The Chicago Tribune reports that Taco Bell is being sued by a California woman who claims that the fast feeder is lying when it calls its taco filling "seasoned ground beef," when in fact "Taco Bell's ground beef is made of such components as water, isolated oat product, wheat oats, soy lecithin, maltodextrin, anti-dusting agent, autolyzed yeast extract, modified corn starch, sodium phosphate, as well as some beef and seasonings."

"Taco Bell's definition of 'seasoned beef' does not conform to consumers' reasonable expectation or ordinary meaning of seasoned beef, which is beef and seasonings," the suit says.
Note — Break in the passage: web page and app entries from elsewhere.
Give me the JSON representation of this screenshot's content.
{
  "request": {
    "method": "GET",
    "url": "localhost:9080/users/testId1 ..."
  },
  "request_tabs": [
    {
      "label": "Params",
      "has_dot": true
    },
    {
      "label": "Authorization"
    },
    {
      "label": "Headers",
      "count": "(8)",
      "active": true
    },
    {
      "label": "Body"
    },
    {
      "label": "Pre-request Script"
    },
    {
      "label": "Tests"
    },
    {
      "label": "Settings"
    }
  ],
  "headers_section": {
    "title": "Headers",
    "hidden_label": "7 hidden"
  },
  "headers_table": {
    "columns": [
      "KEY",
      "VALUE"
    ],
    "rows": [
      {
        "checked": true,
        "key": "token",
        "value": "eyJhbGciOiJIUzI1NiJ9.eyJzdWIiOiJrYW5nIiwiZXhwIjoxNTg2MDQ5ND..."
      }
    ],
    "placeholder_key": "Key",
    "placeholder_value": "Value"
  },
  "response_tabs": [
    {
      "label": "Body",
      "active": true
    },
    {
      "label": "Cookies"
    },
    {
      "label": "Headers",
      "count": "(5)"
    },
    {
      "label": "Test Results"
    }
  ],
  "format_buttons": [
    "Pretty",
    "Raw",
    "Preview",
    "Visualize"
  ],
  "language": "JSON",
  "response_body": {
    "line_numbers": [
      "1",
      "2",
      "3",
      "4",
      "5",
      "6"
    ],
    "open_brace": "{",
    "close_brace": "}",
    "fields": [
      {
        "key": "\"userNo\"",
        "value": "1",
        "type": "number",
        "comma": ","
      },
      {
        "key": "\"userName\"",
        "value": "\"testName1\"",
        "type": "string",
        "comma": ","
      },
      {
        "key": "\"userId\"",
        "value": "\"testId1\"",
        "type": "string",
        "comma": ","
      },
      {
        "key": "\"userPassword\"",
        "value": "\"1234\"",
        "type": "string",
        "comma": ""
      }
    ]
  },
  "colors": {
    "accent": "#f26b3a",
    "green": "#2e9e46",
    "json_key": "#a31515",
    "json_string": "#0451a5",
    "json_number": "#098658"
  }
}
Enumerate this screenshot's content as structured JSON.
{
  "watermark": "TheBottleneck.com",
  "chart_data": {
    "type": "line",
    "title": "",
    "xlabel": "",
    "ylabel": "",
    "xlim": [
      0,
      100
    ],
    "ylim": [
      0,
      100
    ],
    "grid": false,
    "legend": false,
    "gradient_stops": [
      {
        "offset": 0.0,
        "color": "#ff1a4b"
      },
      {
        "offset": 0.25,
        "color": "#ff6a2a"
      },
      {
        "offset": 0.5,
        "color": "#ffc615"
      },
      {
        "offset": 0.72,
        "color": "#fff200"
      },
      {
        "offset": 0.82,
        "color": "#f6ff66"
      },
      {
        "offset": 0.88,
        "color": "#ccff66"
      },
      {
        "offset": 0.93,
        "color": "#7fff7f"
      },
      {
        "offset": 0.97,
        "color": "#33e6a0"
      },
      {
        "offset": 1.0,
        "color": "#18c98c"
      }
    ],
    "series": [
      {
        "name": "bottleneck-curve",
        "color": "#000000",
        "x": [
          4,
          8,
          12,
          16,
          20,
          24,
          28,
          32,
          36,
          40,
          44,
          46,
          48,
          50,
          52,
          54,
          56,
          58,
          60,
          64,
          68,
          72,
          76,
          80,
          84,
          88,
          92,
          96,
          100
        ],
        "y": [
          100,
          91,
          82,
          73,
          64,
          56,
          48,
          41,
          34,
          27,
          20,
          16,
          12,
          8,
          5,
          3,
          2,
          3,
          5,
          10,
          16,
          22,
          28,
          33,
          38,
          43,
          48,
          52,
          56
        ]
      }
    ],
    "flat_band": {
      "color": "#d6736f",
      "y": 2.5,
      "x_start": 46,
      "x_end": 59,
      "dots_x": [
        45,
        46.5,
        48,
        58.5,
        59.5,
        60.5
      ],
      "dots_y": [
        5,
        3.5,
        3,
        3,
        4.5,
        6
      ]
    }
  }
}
According to the story, "Taco Bell did not immediately return a request for comment but it told Alabama television station, WSFA, in a prepared statement: 'Taco Bell prides itself on serving high quality Mexican inspired food with great value. We're happy that the millions of customers we serve every week agree. We deny our advertising is misleading in any way and we intend to vigorously defend the suit.'"

KC's View: This is the kind of suit that, if successful, could really damage Taco Bell's reputation for barely mediocre food. The science should be pretty simple - either the beef is beef, or it isn't. And if it isn't, Taco Bell deserves as much castigation as it inevitably will get.

Anti-dusting agent? Autolyzed yeast extract? Yuck.